    The subject area of Human Ecology questions the dualistic anthropocentric way of thinking, as being to mechanistic and narrow-minded. For example, humans are building ever larger fishing fleets and more efficient fishing ships, so that ever more fish can be harvested from the seas. It seems as if the business development thinking is limited to how the respective company can catch more of the available fish. Looking at what actually happens it seems as if the modern society has forgotten the fundamental importance of the maintenance of the fish population and ecosystems. One background reason why this happens is that the systemic effect is invisible when the fish meat is sold in supermarkets.
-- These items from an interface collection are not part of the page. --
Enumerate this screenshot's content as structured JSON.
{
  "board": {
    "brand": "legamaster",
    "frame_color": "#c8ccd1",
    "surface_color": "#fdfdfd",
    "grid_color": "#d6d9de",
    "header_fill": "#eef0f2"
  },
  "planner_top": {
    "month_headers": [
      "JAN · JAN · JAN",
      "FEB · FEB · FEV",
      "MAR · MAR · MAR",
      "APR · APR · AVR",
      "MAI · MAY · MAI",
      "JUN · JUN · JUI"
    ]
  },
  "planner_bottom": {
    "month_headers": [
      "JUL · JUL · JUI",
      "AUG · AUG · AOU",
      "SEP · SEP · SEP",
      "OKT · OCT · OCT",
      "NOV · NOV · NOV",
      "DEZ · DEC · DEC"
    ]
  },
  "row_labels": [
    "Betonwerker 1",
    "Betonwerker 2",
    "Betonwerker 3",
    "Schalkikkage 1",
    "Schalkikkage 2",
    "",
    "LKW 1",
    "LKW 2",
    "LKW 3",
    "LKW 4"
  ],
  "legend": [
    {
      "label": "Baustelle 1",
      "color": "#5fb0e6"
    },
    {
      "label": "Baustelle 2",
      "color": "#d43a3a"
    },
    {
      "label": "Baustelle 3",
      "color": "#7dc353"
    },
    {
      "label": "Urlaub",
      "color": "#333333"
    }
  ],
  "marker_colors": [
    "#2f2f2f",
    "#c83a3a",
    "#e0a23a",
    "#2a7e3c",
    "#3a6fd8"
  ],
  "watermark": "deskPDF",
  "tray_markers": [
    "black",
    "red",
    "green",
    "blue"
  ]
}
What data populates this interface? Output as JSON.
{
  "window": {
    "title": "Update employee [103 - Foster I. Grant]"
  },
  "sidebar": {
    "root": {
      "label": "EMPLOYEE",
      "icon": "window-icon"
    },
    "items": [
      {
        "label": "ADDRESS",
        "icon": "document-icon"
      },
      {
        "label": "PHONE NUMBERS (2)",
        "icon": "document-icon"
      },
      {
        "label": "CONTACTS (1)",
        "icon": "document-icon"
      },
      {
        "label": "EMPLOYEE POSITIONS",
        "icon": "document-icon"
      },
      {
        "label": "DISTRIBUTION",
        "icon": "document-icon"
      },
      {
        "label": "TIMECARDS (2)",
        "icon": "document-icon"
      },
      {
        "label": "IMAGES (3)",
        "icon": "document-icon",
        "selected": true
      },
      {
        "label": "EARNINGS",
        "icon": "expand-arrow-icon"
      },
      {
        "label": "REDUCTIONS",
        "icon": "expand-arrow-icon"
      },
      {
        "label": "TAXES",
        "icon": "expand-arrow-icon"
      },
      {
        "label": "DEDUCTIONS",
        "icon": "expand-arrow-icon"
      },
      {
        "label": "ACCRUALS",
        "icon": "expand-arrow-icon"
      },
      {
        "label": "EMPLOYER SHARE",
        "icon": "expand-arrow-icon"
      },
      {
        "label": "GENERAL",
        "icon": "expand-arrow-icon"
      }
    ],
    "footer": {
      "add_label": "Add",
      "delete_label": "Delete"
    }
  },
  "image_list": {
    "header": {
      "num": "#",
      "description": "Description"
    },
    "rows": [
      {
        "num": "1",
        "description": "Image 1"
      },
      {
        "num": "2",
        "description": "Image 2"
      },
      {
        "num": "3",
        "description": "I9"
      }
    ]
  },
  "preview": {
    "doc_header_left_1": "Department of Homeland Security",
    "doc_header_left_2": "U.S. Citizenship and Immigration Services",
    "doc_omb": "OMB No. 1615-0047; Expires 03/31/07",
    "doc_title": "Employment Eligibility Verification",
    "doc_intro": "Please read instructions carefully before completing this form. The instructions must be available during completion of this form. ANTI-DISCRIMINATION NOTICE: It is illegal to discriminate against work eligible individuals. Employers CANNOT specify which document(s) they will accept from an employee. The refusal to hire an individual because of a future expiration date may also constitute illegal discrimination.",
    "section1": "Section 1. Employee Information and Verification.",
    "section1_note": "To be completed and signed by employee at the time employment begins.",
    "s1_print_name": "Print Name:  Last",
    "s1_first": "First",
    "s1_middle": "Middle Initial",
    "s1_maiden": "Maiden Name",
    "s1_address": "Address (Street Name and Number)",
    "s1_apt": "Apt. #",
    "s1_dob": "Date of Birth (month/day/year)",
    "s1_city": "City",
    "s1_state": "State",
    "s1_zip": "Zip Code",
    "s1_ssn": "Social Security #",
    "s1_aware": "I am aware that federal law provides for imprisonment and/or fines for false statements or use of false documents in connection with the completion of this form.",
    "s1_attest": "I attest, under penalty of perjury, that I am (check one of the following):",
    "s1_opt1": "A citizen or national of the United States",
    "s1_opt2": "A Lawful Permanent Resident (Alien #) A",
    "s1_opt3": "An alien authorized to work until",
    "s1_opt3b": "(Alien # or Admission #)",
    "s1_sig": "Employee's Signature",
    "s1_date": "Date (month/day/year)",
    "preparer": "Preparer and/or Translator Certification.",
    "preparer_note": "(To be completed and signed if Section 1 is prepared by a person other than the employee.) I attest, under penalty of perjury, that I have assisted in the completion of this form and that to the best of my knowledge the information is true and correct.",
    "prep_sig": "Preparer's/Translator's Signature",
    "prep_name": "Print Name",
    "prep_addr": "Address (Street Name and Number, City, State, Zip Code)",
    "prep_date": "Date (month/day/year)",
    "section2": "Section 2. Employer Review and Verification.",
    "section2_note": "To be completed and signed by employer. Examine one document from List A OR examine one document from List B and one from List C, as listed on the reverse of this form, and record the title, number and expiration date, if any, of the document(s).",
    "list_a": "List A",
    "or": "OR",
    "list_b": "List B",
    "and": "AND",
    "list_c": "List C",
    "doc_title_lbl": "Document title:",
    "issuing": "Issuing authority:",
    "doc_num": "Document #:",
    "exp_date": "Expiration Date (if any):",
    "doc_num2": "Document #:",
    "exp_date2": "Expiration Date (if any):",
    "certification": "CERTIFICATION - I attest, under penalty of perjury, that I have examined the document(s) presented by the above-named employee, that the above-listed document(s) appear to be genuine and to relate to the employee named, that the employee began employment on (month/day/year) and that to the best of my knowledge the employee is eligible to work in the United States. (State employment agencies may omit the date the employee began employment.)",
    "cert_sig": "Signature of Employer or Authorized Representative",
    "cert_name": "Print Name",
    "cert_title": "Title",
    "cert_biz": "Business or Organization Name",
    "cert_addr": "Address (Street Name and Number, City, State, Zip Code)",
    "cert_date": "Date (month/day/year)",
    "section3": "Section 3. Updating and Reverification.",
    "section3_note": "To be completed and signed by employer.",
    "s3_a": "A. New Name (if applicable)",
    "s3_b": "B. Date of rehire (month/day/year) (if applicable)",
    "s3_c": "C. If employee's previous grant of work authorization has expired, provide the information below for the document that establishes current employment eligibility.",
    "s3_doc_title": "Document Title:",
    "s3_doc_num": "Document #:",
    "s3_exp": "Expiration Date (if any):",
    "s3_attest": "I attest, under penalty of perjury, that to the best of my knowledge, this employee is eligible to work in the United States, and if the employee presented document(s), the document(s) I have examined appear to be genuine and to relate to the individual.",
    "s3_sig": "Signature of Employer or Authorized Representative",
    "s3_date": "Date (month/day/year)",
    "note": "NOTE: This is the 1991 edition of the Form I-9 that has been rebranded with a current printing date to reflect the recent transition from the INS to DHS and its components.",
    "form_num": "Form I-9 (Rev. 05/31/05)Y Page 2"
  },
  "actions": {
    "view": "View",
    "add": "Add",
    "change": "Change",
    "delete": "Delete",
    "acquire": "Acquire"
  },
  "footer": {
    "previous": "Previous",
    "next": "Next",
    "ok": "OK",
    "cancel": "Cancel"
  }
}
    During the industrial era it seems as if the most influential humans have been promoting technological development and business growth for its own sake, hardly thinking about the consequences. This is not so strange when the connections are invisible and the main business development idea is to promote efficiency improvements through a focusing on the core business (only) and ever more lean (mean) production, within what is being done.

    Statements such as Sloan's “The business of business is business” and Porter's reasoning that, “those companies which are able to achieve competitive advantage – that is, above-average performance in an industry sector – are able to reinvest this additional profit into the activities that created the advantage in the first place” have often been (mis-)interpreted to have a single-minded focus on (short-term) profit. It is important to think more intelligently about what it actuality was that created the advantage. Obviously, it was not the profit of present kind of production, but the creation of the present business system, based upon past profits and earlier learning and renewal oriented investments.

    To enable a sustainable development it is necessary to invest an appropriate part of the present profit in development of businesses for the future. However, it has always been difficult to change the established structures and the conventional ways of thinking. In Schumpeter's vision, there is a need for innovative entrepreneurs to enable the kind of change process that is needed to achieve the kind of development that we now talk about as a sustainable societal business development.

    This paper builds on experiences from four case studies of entrepreneurship and collaboration as means for sustainable innovation. The case studies include experiences from advanced leadership training, the Øresund Science Region innovation system, mobility of sustainability expertise and Swedish business developments for hardwood. The studies focuses on recent attempts to enable a more effective learning, collaboration and renewal and the case studies are based on 3-20 years background experiences in developments within the respective companies and clusters. Two of the cases employ “triple helix” collaboration between companies, research and the public sectors. A basic theory for how the connection to the future is accounted as investments and depreciation of capital is used in analogies that explain why investment thinking is relevant also within the climate dimension and how the understanding of material recycling can be used as a metaphor to clarify the global warming significance of motivation and learning.

    Earlier studies have evaluated the entrepreneur as a driver in renewal oriented development processes. This paper focuses on investments in explicit developments and their visualisation as a tool to enhance the prospective motivation among the people within the local communities, companies and clusters where the investments are being made.